**Task description:**
Which of the lines below holds the string "kind"? Copy every line that does.

Input Start Marker

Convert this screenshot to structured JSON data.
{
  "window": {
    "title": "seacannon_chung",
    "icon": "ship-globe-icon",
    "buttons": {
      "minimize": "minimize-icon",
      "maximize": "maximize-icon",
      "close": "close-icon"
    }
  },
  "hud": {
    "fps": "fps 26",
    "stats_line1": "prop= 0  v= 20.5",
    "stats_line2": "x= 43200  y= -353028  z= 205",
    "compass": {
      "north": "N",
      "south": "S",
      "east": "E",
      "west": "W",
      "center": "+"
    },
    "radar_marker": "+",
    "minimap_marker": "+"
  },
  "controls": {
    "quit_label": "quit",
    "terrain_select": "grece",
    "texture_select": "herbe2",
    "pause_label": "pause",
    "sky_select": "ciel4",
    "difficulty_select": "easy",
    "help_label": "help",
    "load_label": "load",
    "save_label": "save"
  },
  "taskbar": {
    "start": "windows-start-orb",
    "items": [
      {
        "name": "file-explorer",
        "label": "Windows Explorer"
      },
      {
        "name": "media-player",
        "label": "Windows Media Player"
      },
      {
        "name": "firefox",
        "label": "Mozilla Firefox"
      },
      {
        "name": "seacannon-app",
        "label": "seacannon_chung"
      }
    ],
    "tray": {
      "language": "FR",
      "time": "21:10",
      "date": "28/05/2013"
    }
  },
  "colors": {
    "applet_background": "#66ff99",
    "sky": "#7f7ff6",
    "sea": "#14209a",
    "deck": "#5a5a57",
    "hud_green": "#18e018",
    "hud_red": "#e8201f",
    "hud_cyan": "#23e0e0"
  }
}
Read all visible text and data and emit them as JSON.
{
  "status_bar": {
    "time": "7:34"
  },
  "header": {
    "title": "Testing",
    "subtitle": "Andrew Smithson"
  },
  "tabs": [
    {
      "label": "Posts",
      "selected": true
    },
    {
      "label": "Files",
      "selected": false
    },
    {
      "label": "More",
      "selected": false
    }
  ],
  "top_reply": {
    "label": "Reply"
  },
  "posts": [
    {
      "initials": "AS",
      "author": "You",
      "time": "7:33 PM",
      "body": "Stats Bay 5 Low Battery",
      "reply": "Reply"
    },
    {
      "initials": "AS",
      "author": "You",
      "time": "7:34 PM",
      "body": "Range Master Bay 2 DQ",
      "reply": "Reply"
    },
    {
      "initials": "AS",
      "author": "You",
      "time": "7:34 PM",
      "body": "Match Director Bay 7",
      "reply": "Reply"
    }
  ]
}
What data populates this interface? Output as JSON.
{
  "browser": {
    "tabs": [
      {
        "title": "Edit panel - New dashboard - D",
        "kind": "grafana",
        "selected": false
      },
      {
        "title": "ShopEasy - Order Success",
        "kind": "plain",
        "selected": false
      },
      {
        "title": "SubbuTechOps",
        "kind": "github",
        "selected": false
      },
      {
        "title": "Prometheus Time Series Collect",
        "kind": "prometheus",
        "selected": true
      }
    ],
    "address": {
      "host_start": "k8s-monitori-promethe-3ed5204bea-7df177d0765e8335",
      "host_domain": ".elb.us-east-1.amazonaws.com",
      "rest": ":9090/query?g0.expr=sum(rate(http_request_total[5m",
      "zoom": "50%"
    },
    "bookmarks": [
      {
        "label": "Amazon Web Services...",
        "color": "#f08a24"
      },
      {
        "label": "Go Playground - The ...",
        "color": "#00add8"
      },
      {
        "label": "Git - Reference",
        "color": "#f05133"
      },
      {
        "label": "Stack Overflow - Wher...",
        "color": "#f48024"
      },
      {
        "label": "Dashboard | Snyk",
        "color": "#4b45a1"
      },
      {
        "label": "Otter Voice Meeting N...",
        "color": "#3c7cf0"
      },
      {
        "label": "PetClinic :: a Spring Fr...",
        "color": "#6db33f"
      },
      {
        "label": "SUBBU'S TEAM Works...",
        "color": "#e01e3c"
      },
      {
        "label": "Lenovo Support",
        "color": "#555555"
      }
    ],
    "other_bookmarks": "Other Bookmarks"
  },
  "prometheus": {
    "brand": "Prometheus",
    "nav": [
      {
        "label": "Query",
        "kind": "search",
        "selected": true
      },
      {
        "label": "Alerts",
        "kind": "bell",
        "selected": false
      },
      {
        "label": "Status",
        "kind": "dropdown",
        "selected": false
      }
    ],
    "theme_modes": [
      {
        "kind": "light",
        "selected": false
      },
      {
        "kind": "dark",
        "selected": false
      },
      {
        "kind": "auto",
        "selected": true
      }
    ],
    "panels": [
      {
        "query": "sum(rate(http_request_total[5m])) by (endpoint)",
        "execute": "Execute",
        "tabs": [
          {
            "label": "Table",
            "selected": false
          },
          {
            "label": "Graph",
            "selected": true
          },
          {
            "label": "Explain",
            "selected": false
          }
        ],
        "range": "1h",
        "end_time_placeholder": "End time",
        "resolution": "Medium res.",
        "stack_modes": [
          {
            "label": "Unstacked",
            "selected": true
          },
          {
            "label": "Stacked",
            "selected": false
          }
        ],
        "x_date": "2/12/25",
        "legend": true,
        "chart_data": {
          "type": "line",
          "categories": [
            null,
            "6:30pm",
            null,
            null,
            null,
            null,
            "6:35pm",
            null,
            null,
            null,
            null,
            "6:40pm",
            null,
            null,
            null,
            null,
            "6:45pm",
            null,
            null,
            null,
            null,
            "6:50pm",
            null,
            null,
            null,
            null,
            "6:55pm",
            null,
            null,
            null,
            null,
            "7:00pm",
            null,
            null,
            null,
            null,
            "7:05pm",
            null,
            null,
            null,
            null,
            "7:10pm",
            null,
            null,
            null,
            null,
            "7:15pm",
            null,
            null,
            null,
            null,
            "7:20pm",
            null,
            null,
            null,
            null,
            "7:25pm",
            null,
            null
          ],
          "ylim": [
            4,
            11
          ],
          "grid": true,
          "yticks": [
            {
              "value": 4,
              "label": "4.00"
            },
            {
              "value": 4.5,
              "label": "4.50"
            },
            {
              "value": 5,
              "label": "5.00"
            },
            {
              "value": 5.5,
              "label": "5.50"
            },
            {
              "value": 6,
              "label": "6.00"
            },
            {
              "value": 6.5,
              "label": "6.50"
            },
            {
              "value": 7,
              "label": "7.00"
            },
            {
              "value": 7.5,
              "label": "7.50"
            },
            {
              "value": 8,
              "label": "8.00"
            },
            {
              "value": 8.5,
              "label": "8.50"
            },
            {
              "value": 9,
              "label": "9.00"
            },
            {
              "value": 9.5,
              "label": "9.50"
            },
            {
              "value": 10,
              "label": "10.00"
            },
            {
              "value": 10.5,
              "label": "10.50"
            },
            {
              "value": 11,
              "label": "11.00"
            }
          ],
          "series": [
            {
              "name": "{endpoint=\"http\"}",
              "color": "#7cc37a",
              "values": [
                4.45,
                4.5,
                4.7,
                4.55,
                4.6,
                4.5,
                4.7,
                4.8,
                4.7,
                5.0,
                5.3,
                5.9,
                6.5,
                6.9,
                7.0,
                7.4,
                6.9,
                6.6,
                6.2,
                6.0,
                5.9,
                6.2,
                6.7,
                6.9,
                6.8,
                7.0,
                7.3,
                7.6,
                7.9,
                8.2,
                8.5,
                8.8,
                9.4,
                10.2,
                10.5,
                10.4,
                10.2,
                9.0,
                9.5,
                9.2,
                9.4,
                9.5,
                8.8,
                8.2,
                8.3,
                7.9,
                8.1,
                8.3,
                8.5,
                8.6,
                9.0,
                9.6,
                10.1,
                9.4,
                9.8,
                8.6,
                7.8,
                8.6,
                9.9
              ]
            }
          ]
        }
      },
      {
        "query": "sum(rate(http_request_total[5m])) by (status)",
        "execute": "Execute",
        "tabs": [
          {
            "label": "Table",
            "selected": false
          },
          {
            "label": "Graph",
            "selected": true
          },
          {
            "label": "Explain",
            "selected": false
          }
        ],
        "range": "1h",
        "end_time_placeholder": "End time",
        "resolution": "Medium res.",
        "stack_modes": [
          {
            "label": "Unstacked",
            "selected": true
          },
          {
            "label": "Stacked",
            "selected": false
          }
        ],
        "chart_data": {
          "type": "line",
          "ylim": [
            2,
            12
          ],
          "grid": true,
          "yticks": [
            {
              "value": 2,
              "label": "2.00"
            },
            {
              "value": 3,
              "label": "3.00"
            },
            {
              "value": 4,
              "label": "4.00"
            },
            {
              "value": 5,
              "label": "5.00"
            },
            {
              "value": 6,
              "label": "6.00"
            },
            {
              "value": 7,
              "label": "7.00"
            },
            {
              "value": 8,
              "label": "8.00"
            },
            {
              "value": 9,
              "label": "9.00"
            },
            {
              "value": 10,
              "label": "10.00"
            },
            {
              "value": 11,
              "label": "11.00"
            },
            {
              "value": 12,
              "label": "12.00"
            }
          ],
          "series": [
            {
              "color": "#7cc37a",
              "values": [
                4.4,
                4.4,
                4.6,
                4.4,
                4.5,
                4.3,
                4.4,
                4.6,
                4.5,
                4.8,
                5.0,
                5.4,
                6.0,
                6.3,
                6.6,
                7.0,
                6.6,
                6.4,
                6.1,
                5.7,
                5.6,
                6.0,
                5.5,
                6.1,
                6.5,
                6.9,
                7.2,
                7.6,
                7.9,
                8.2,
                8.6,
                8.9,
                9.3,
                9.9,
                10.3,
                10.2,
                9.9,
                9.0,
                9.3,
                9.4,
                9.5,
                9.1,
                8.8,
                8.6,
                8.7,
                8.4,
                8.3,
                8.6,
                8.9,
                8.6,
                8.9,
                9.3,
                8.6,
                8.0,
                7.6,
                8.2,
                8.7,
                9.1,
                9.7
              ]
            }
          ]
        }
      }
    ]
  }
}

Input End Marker

**Exercise result:**
        "kind": "grafana",
        "kind": "plain",
        "kind": "github",
        "kind": "prometheus",
        "kind": "search",
        "kind": "bell",
        "kind": "dropdown",
        "kind": "light",
        "kind": "dark",
        "kind": "auto",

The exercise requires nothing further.